Records from a data source:
——

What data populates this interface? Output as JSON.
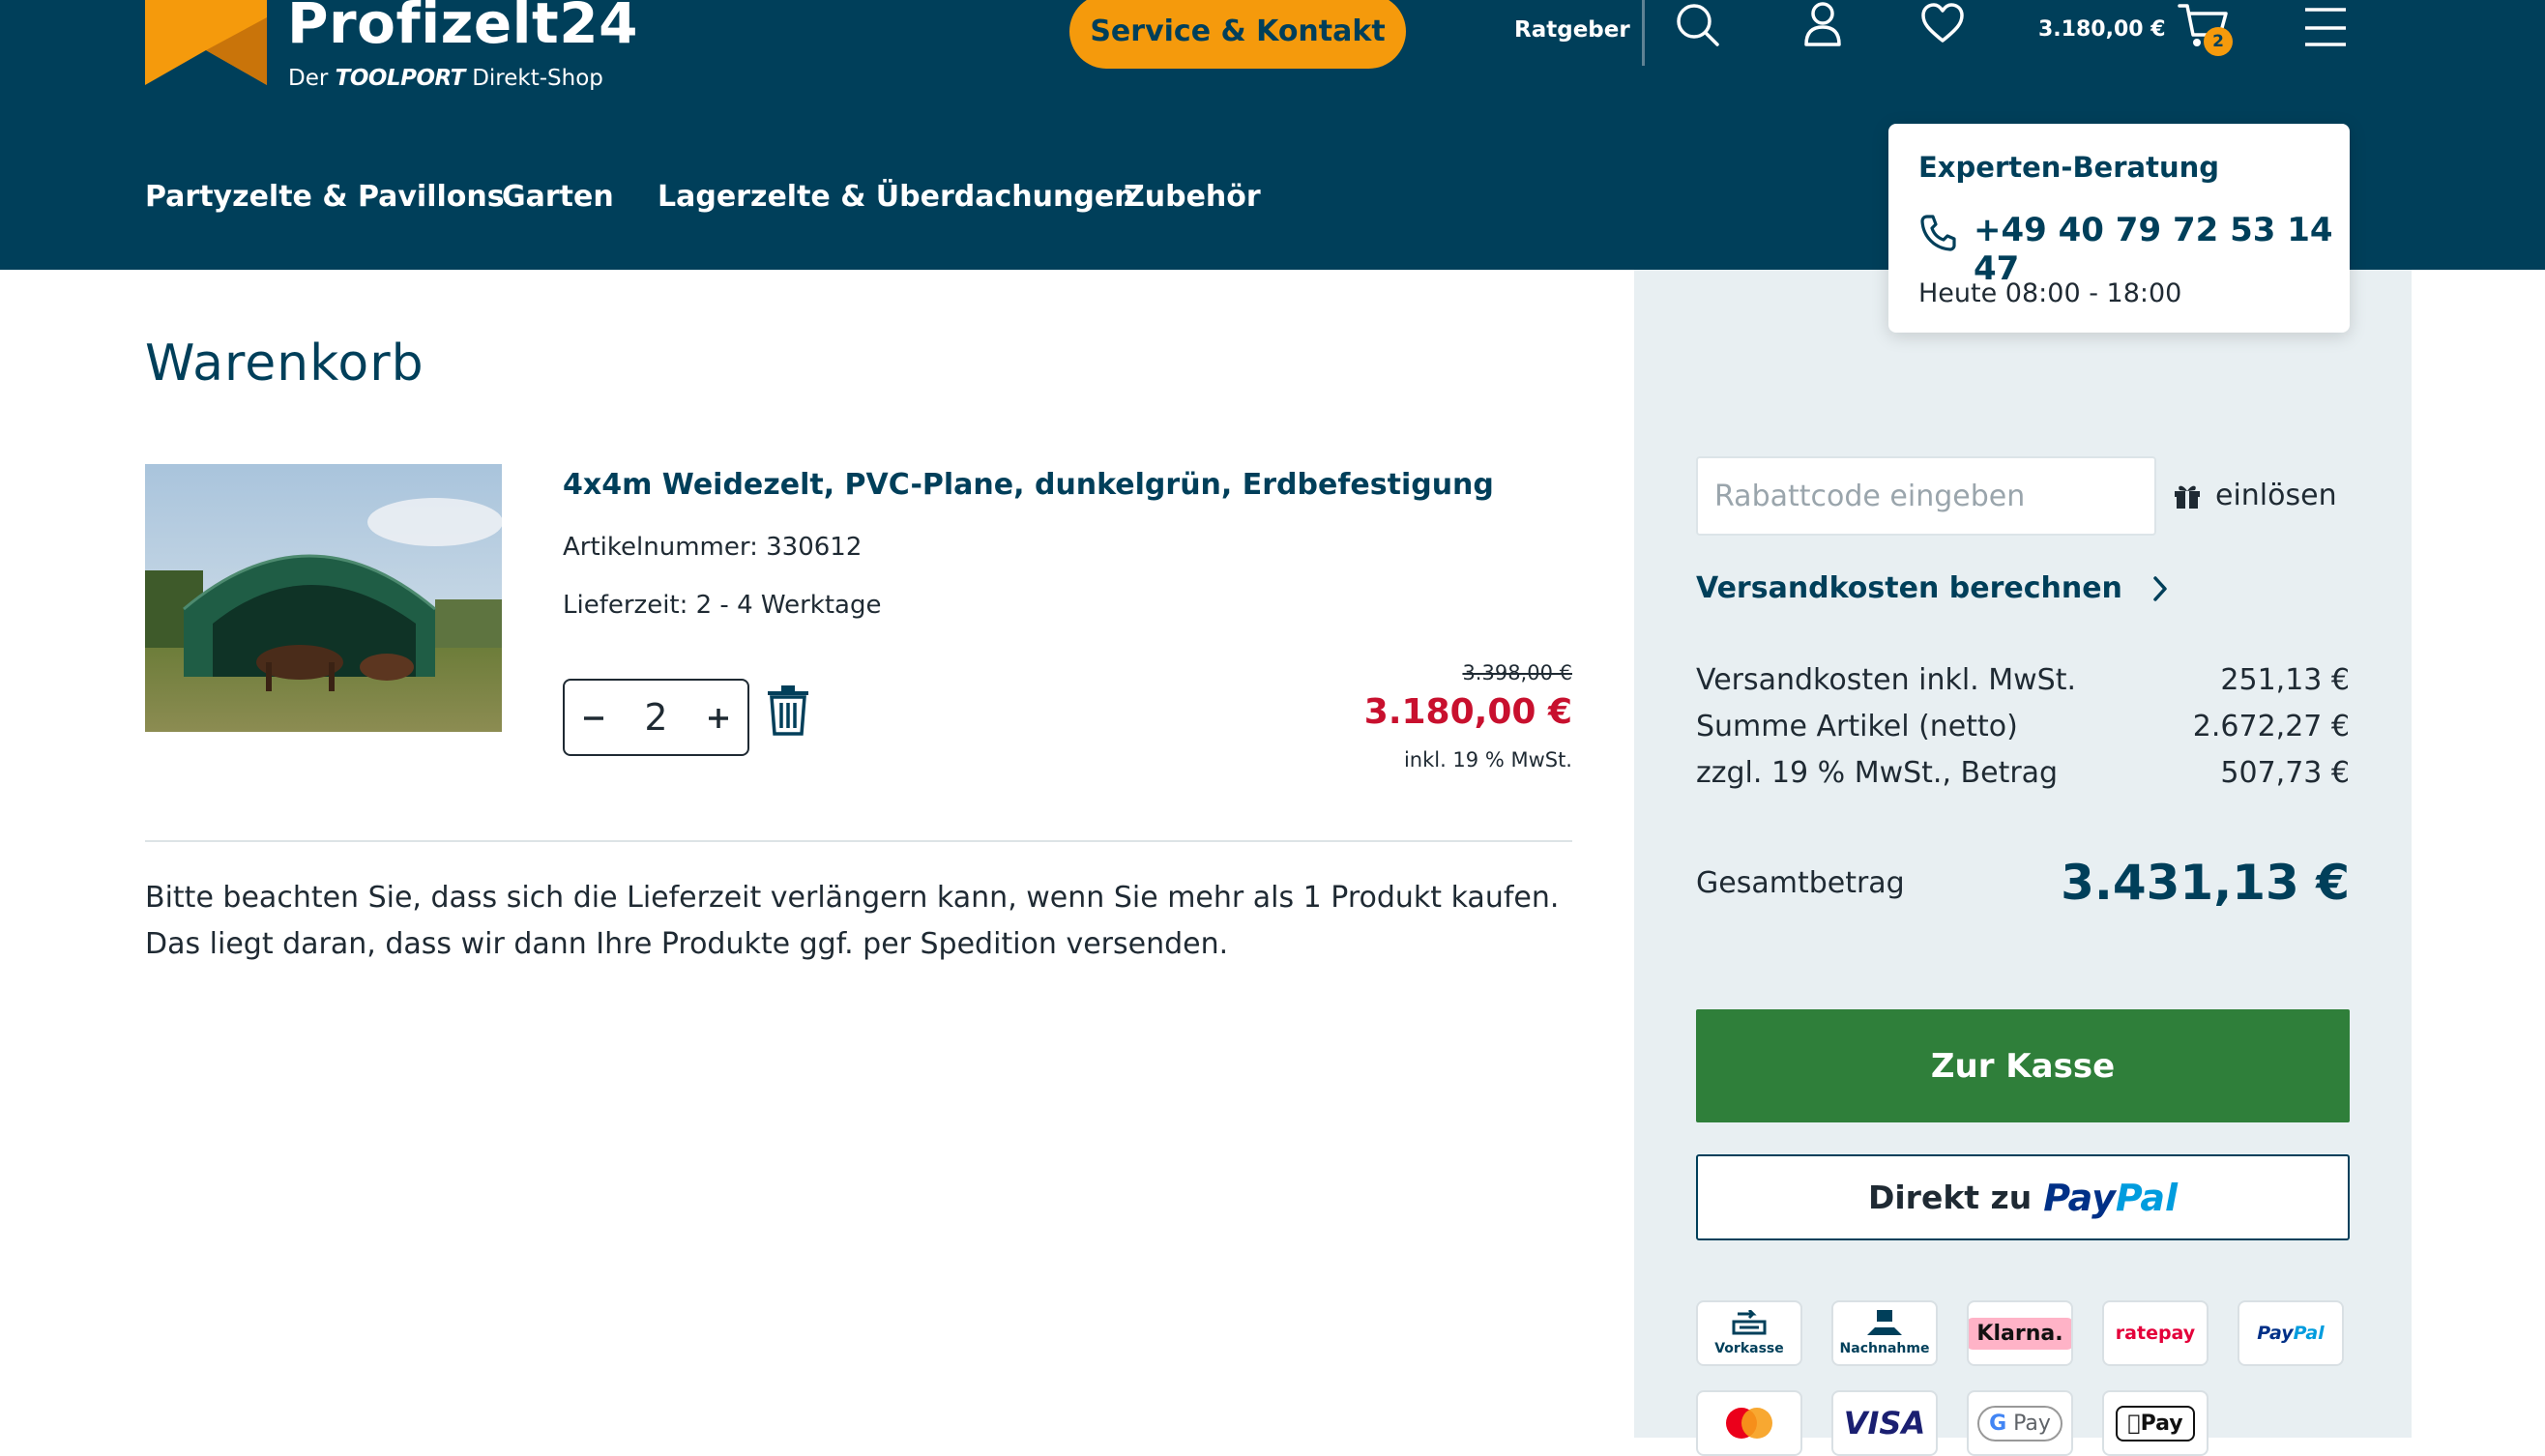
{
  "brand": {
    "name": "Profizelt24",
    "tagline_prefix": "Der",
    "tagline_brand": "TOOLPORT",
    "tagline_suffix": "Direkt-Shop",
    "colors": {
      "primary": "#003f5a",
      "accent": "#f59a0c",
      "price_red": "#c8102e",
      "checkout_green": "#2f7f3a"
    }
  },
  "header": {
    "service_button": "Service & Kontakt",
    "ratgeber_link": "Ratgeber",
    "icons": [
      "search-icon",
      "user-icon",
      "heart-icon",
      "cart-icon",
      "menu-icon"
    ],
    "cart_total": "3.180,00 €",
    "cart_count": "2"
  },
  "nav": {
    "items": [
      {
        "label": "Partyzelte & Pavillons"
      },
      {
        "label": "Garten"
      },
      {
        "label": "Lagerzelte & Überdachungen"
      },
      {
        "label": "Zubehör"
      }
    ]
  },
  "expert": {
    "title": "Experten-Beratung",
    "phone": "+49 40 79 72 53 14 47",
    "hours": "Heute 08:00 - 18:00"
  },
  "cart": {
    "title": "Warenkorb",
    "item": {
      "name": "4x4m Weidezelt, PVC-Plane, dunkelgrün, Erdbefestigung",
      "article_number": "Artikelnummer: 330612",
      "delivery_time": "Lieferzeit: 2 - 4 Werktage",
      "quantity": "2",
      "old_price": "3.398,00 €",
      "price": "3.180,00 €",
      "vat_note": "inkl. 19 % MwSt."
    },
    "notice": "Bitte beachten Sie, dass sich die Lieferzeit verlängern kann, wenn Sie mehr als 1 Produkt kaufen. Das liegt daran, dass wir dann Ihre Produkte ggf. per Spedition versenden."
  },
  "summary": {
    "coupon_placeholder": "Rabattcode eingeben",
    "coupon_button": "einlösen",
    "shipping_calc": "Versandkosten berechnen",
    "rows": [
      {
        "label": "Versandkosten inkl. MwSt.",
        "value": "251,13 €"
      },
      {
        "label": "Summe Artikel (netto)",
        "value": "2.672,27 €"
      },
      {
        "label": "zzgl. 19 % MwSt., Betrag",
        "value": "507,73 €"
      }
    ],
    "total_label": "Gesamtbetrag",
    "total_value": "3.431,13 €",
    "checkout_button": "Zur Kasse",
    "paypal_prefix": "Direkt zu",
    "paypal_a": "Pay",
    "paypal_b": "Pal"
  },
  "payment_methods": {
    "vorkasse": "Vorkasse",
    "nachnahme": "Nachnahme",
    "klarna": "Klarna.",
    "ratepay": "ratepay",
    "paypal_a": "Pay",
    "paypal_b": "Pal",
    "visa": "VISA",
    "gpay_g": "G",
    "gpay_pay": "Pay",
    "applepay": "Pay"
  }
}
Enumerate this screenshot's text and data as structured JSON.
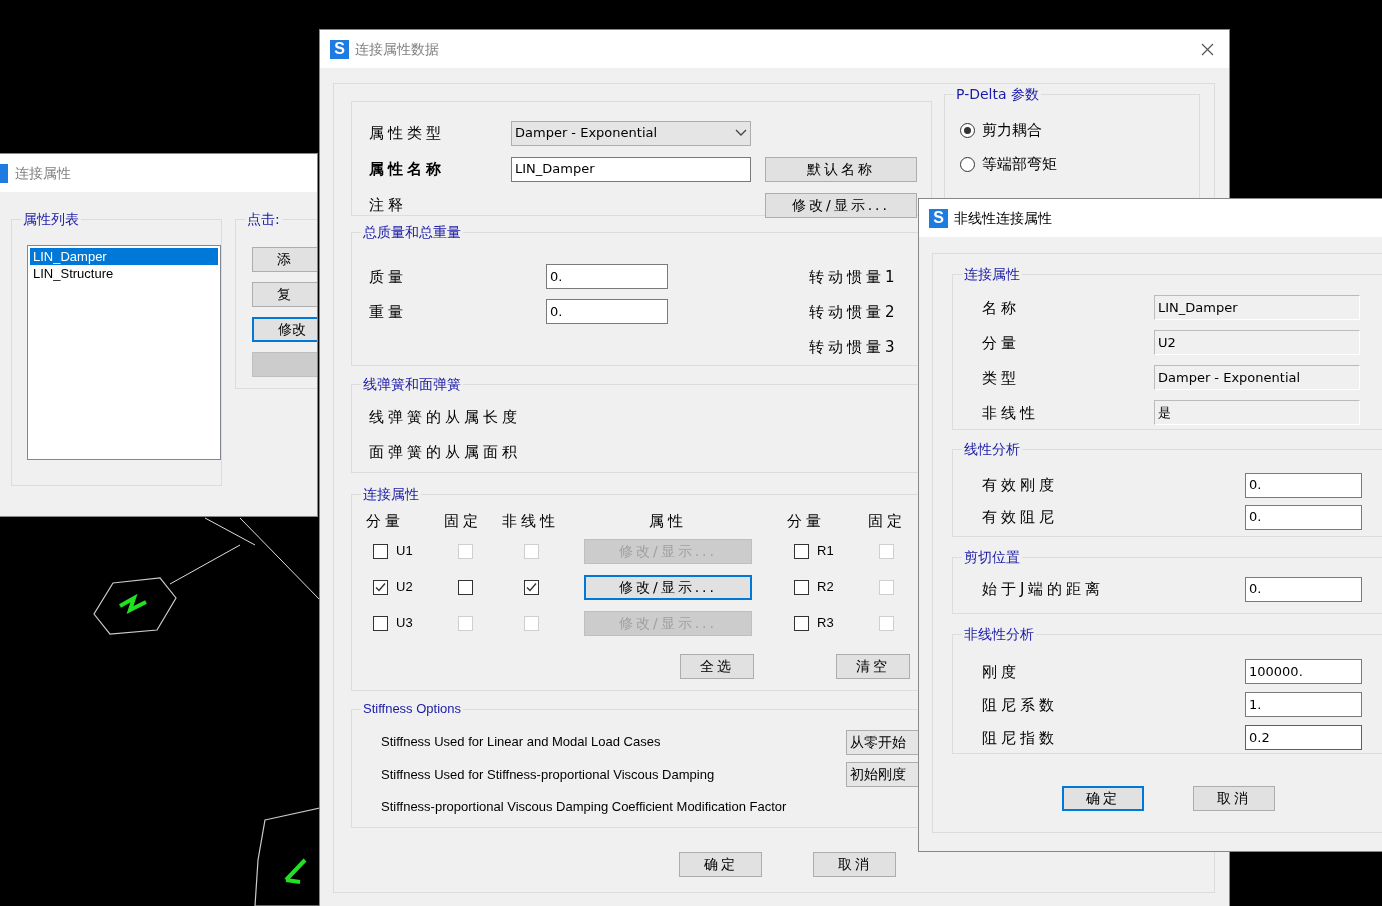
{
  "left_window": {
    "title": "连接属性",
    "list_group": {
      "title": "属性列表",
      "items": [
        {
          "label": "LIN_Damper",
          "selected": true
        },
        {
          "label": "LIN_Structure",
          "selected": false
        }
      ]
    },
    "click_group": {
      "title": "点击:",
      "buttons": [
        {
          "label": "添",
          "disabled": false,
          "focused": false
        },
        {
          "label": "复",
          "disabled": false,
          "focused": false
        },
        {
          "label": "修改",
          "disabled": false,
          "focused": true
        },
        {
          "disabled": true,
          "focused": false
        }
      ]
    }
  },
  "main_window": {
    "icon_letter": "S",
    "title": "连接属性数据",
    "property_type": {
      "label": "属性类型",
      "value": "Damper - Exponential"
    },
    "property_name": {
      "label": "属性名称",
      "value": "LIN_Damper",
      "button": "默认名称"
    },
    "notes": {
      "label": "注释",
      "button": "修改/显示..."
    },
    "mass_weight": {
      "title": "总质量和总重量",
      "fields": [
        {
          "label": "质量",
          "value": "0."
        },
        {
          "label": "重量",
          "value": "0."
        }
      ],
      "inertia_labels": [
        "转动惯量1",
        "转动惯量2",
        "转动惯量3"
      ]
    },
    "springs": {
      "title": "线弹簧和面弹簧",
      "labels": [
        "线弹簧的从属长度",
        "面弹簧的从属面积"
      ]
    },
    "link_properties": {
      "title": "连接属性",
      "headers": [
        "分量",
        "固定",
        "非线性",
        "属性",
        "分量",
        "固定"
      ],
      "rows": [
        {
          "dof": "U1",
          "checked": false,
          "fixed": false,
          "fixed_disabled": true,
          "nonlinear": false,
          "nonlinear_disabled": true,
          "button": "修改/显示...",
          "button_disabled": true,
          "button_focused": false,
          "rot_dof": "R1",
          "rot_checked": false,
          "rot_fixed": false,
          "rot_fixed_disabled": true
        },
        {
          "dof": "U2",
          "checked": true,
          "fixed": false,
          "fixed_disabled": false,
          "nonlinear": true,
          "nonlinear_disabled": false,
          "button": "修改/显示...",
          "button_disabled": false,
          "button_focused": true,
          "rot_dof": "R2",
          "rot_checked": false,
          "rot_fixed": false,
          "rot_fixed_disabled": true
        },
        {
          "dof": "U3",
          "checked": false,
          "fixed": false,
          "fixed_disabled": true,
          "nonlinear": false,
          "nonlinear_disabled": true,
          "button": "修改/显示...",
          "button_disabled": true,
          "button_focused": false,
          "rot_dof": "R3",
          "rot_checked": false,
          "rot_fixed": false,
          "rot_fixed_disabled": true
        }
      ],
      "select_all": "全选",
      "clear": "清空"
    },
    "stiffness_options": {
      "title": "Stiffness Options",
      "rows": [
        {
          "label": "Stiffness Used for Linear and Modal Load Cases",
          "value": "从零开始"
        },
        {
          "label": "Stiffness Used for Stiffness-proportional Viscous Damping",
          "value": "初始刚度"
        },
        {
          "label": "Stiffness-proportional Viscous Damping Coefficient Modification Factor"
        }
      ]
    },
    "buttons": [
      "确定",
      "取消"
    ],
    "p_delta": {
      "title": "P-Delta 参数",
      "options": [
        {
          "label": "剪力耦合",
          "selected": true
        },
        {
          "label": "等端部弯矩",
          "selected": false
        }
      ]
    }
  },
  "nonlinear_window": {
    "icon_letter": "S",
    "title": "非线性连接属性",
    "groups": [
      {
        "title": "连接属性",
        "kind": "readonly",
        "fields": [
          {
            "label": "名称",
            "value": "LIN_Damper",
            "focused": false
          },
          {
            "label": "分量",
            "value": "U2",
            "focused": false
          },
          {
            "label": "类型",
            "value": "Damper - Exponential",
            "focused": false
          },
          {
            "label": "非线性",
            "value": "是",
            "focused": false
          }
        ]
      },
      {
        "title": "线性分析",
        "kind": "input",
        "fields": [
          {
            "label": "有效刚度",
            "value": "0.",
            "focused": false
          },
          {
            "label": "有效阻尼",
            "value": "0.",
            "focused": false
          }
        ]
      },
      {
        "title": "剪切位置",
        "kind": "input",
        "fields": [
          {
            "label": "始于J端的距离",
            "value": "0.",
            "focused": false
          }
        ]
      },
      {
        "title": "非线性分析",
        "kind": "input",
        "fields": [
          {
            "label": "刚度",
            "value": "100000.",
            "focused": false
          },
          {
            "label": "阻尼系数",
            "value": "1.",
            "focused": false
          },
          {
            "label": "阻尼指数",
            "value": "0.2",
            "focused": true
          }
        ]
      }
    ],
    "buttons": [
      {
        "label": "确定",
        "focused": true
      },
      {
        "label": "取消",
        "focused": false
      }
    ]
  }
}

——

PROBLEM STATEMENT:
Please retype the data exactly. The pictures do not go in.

ANSWER AREA:
What data populates this interface? Output as JSON.
{
  "brand": {
    "name": "Profizelt24",
    "tagline_prefix": "Der",
    "tagline_brand": "TOOLPORT",
    "tagline_suffix": "Direkt-Shop",
    "colors": {
      "primary": "#003f5a",
      "accent": "#f59a0c",
      "price_red": "#c8102e",
      "checkout_green": "#2f7f3a"
    }
  },
  "header": {
    "service_button": "Service & Kontakt",
    "ratgeber_link": "Ratgeber",
    "icons": [
      "search-icon",
      "user-icon",
      "heart-icon",
      "cart-icon",
      "menu-icon"
    ],
    "cart_total": "3.180,00 €",
    "cart_count": "2"
  },
  "nav": {
    "items": [
      {
        "label": "Partyzelte & Pavillons"
      },
      {
        "label": "Garten"
      },
      {
        "label": "Lagerzelte & Überdachungen"
      },
      {
        "label": "Zubehör"
      }
    ]
  },
  "expert": {
    "title": "Experten-Beratung",
    "phone": "+49 40 79 72 53 14 47",
    "hours": "Heute 08:00 - 18:00"
  },
  "cart": {
    "title": "Warenkorb",
    "item": {
      "name": "4x4m Weidezelt, PVC-Plane, dunkelgrün, Erdbefestigung",
      "article_number": "Artikelnummer: 330612",
      "delivery_time": "Lieferzeit: 2 - 4 Werktage",
      "quantity": "2",
      "old_price": "3.398,00 €",
      "price": "3.180,00 €",
      "vat_note": "inkl. 19 % MwSt."
    },
    "notice": "Bitte beachten Sie, dass sich die Lieferzeit verlängern kann, wenn Sie mehr als 1 Produkt kaufen. Das liegt daran, dass wir dann Ihre Produkte ggf. per Spedition versenden."
  },
  "summary": {
    "coupon_placeholder": "Rabattcode eingeben",
    "coupon_button": "einlösen",
    "shipping_calc": "Versandkosten berechnen",
    "rows": [
      {
        "label": "Versandkosten inkl. MwSt.",
        "value": "251,13 €"
      },
      {
        "label": "Summe Artikel (netto)",
        "value": "2.672,27 €"
      },
      {
        "label": "zzgl. 19 % MwSt., Betrag",
        "value": "507,73 €"
      }
    ],
    "total_label": "Gesamtbetrag",
    "total_value": "3.431,13 €",
    "checkout_button": "Zur Kasse",
    "paypal_prefix": "Direkt zu",
    "paypal_a": "Pay",
    "paypal_b": "Pal"
  },
  "payment_methods": {
    "vorkasse": "Vorkasse",
    "nachnahme": "Nachnahme",
    "klarna": "Klarna.",
    "ratepay": "ratepay",
    "paypal_a": "Pay",
    "paypal_b": "Pal",
    "visa": "VISA",
    "gpay_g": "G",
    "gpay_pay": "Pay",
    "applepay": "Pay"
  }
}
Enumerate this screenshot's text and data as structured JSON.
{
  "left_window": {
    "title": "连接属性",
    "list_group": {
      "title": "属性列表",
      "items": [
        {
          "label": "LIN_Damper",
          "selected": true
        },
        {
          "label": "LIN_Structure",
          "selected": false
        }
      ]
    },
    "click_group": {
      "title": "点击:",
      "buttons": [
        {
          "label": "添",
          "disabled": false,
          "focused": false
        },
        {
          "label": "复",
          "disabled": false,
          "focused": false
        },
        {
          "label": "修改",
          "disabled": false,
          "focused": true
        },
        {
          "disabled": true,
          "focused": false
        }
      ]
    }
  },
  "main_window": {
    "icon_letter": "S",
    "title": "连接属性数据",
    "property_type": {
      "label": "属性类型",
      "value": "Damper - Exponential"
    },
    "property_name": {
      "label": "属性名称",
      "value": "LIN_Damper",
      "button": "默认名称"
    },
    "notes": {
      "label": "注释",
      "button": "修改/显示..."
    },
    "mass_weight": {
      "title": "总质量和总重量",
      "fields": [
        {
          "label": "质量",
          "value": "0."
        },
        {
          "label": "重量",
          "value": "0."
        }
      ],
      "inertia_labels": [
        "转动惯量1",
        "转动惯量2",
        "转动惯量3"
      ]
    },
    "springs": {
      "title": "线弹簧和面弹簧",
      "labels": [
        "线弹簧的从属长度",
        "面弹簧的从属面积"
      ]
    },
    "link_properties": {
      "title": "连接属性",
      "headers": [
        "分量",
        "固定",
        "非线性",
        "属性",
        "分量",
        "固定"
      ],
      "rows": [
        {
          "dof": "U1",
          "checked": false,
          "fixed": false,
          "fixed_disabled": true,
          "nonlinear": false,
          "nonlinear_disabled": true,
          "button": "修改/显示...",
          "button_disabled": true,
          "button_focused": false,
          "rot_dof": "R1",
          "rot_checked": false,
          "rot_fixed": false,
          "rot_fixed_disabled": true
        },
        {
          "dof": "U2",
          "checked": true,
          "fixed": false,
          "fixed_disabled": false,
          "nonlinear": true,
          "nonlinear_disabled": false,
          "button": "修改/显示...",
          "button_disabled": false,
          "button_focused": true,
          "rot_dof": "R2",
          "rot_checked": false,
          "rot_fixed": false,
          "rot_fixed_disabled": true
        },
        {
          "dof": "U3",
          "checked": false,
          "fixed": false,
          "fixed_disabled": true,
          "nonlinear": false,
          "nonlinear_disabled": true,
          "button": "修改/显示...",
          "button_disabled": true,
          "button_focused": false,
          "rot_dof": "R3",
          "rot_checked": false,
          "rot_fixed": false,
          "rot_fixed_disabled": true
        }
      ],
      "select_all": "全选",
      "clear": "清空"
    },
    "stiffness_options": {
      "title": "Stiffness Options",
      "rows": [
        {
          "label": "Stiffness Used for Linear and Modal Load Cases",
          "value": "从零开始"
        },
        {
          "label": "Stiffness Used for Stiffness-proportional Viscous Damping",
          "value": "初始刚度"
        },
        {
          "label": "Stiffness-proportional Viscous Damping Coefficient Modification Factor"
        }
      ]
    },
    "buttons": [
      "确定",
      "取消"
    ],
    "p_delta": {
      "title": "P-Delta 参数",
      "options": [
        {
          "label": "剪力耦合",
          "selected": true
        },
        {
          "label": "等端部弯矩",
          "selected": false
        }
      ]
    }
  },
  "nonlinear_window": {
    "icon_letter": "S",
    "title": "非线性连接属性",
    "groups": [
      {
        "title": "连接属性",
        "kind": "readonly",
        "fields": [
          {
            "label": "名称",
            "value": "LIN_Damper",
            "focused": false
          },
          {
            "label": "分量",
            "value": "U2",
            "focused": false
          },
          {
            "label": "类型",
            "value": "Damper - Exponential",
            "focused": false
          },
          {
            "label": "非线性",
            "value": "是",
            "focused": false
          }
        ]
      },
      {
        "title": "线性分析",
        "kind": "input",
        "fields": [
          {
            "label": "有效刚度",
            "value": "0.",
            "focused": false
          },
          {
            "label": "有效阻尼",
            "value": "0.",
            "focused": false
          }
        ]
      },
      {
        "title": "剪切位置",
        "kind": "input",
        "fields": [
          {
            "label": "始于J端的距离",
            "value": "0.",
            "focused": false
          }
        ]
      },
      {
        "title": "非线性分析",
        "kind": "input",
        "fields": [
          {
            "label": "刚度",
            "value": "100000.",
            "focused": false
          },
          {
            "label": "阻尼系数",
            "value": "1.",
            "focused": false
          },
          {
            "label": "阻尼指数",
            "value": "0.2",
            "focused": true
          }
        ]
      }
    ],
    "buttons": [
      {
        "label": "确定",
        "focused": true
      },
      {
        "label": "取消",
        "focused": false
      }
    ]
  }
}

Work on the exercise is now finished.